As a student in the sciences who has been very involved in theatre, what would you like to share with new students about how they approach their university experience?

I would tell them to try to avoid putting themselves into a box or feeling like their path through college is set from the beginning. Your time at NC State should be a time of growth, academically and personally, and it’s hard to do that if you aren’t being true to yourself and giving yourself opportunities to try new things and explore your interests. I’d recommend finding a creative outlet or fun hobby that is not at all related to your classes that you can do to give yourself a break. For me, that was theatre, but, for you, that could be something entirely different like painting or ultimate frisbee. This outlet might just be something fun to support your mental health, but it might also lead you to future career paths as you combine your creative and academic interests.

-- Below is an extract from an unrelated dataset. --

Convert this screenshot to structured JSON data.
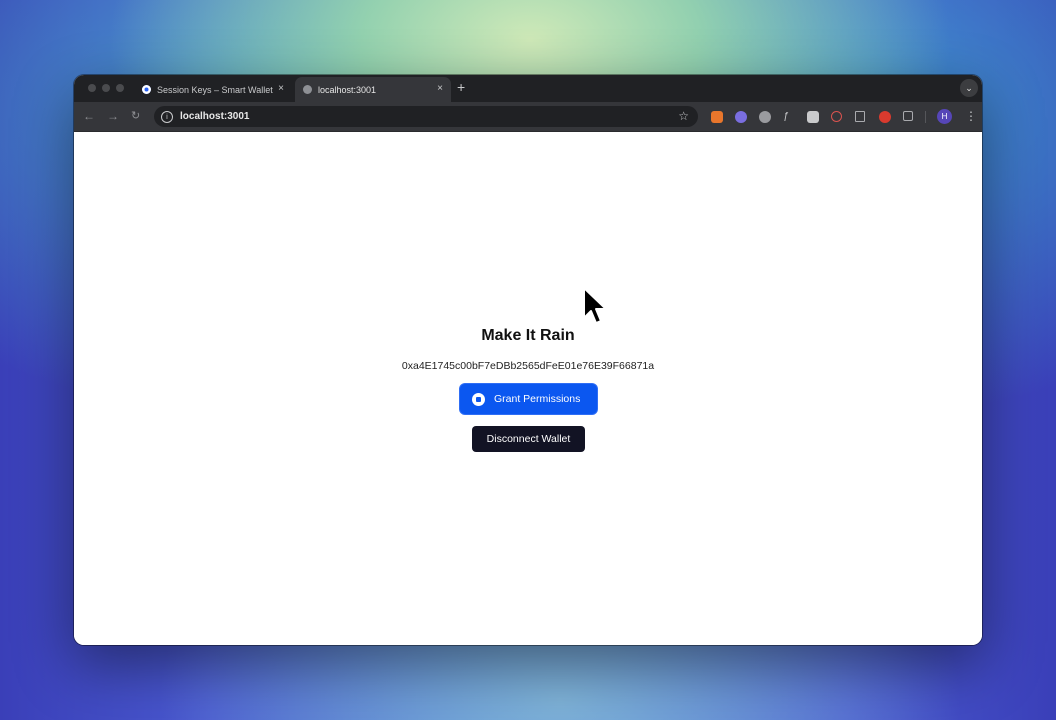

How did you get the idea for Muse?

Muse began as a 10-minute play that I wrote for the 24-hour play festival at the Southeastern Theatre Conference last year. The playwrights were given the prompt “how do you find what is lost” and seven hours to write a 10-minute play. I worked on the script from midnight to around 5 a.m. before passing it off to my friend (and recent NC State grad) Jay Lineberry who directed the performance. After the performance that evening and hearing my friends talk about the piece, I knew that I wanted to expand it into a full play. That 10-minute play, Entropy, was the foundation for the final scene of Muse that I built the rest of the play around.

The prompt made me think instantly of Orpheus and Eurydice, but in thinking about that story and how I could make it my own I found myself thinking a lot about the Greek Muses. We often think of the Muses in relation to the arts, but there were also Muses for history and science. As a scientist, I was interested in leaning into that science element, as well as exploring the relationship between science, nature and the arts. That led to Orpheus being a postdoc in microbiology and his research being on ways to restore the Earth’s natural beauty for his wife to enjoy. And from there… Muse!


Goodnight Spotlight: Gaven Bell

In this March 2022 Goodnight Scholars post, Gaven Bell reflected on her extensive involvement with University Theatre, having mentors and role models in the STEM field who are women, and her experiences within the Goodnight Scholars Program.

Get a Taste of ‘A Case of Salt’

In this November 2021 DASA News post, Gaven Bell discusses her first Creative Artist Award-winning play, A Case of Salt.